____ SUPPLIED RECORDS

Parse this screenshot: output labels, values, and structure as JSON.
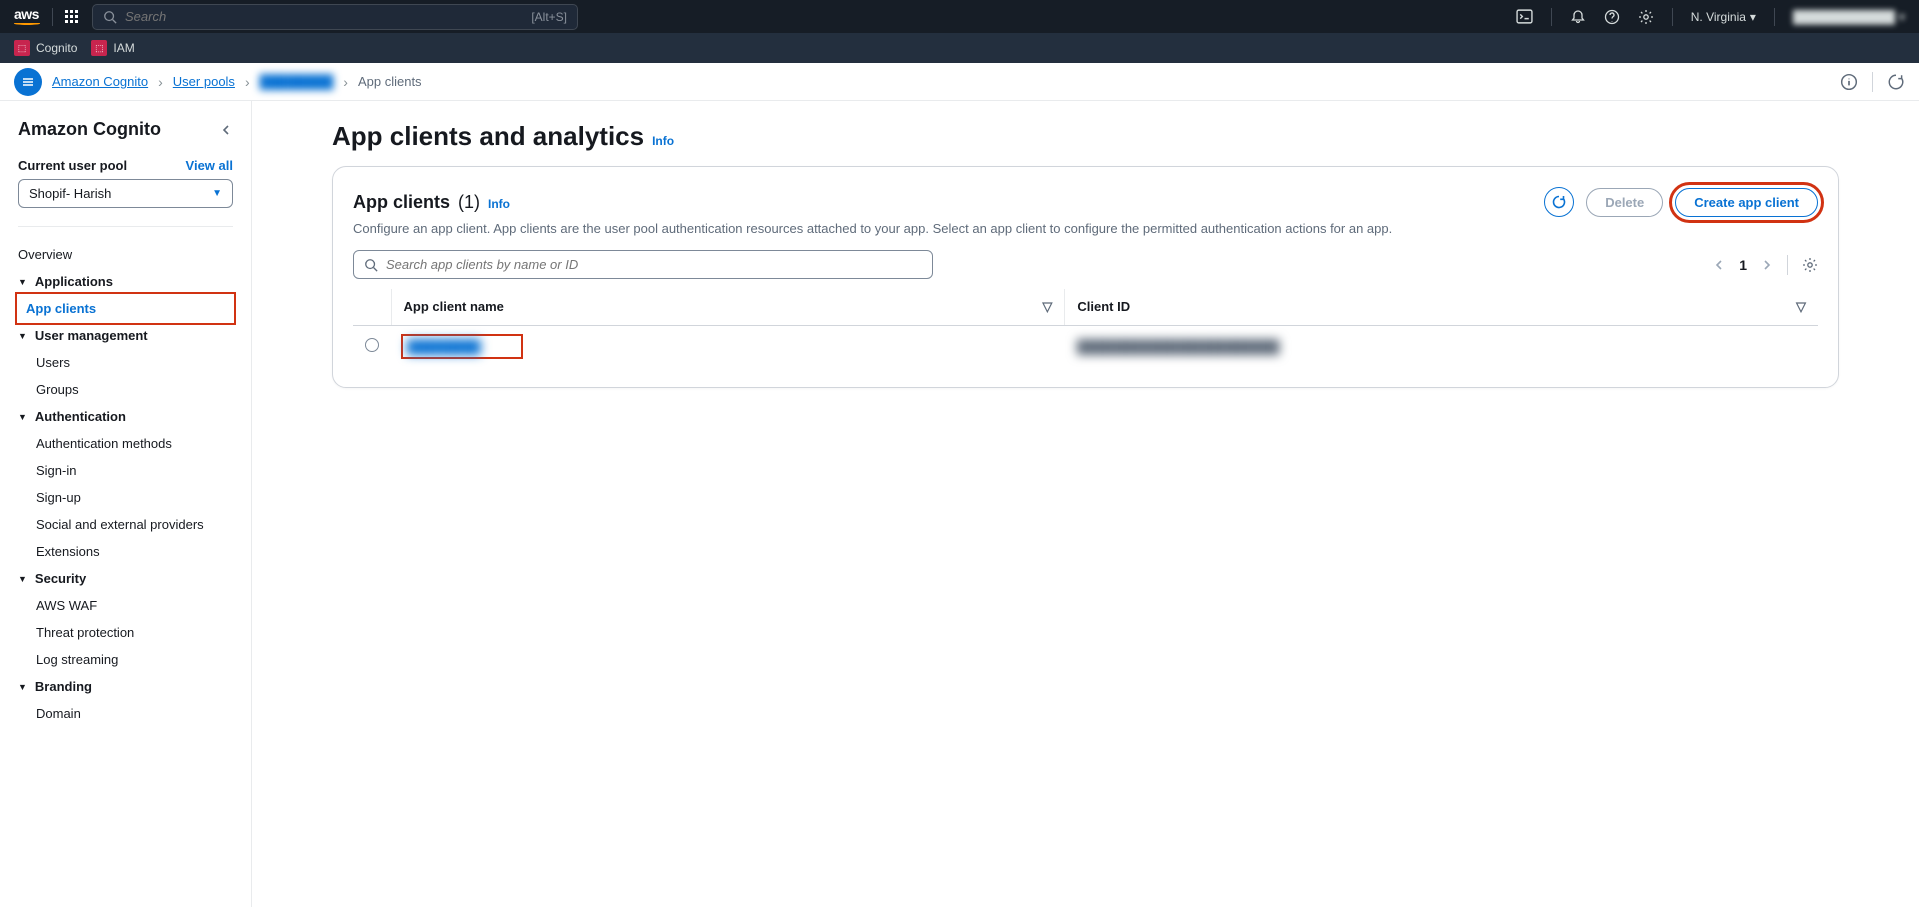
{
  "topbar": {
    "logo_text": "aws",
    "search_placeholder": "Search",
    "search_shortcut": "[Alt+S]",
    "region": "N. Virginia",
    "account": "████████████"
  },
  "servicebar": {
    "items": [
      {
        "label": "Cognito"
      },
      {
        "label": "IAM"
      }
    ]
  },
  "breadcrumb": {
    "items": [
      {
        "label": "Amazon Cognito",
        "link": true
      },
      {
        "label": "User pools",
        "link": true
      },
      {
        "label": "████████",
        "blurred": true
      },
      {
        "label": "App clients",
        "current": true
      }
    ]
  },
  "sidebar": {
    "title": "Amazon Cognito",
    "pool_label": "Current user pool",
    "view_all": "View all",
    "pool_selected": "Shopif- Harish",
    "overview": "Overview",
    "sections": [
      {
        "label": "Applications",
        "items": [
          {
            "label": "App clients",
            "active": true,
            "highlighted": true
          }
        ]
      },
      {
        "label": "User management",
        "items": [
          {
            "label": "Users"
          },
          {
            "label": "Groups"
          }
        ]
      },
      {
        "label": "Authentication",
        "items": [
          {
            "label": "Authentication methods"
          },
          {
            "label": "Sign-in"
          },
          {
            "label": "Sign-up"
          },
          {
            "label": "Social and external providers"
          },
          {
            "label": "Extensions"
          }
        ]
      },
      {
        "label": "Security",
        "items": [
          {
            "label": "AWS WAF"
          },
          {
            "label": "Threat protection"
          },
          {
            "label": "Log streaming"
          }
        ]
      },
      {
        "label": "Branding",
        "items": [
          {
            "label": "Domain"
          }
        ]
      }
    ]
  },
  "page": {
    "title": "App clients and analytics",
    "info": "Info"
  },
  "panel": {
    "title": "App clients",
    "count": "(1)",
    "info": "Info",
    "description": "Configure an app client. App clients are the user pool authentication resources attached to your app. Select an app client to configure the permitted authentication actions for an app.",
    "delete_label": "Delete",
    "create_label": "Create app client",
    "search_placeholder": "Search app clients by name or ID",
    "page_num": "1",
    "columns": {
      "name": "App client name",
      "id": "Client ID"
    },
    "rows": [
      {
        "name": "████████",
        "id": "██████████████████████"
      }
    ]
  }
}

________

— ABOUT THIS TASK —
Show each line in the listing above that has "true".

— RESPONSE —
        "link": true
        "link": true
        "blurred": true
        "current": true
            "active": true,
            "highlighted": true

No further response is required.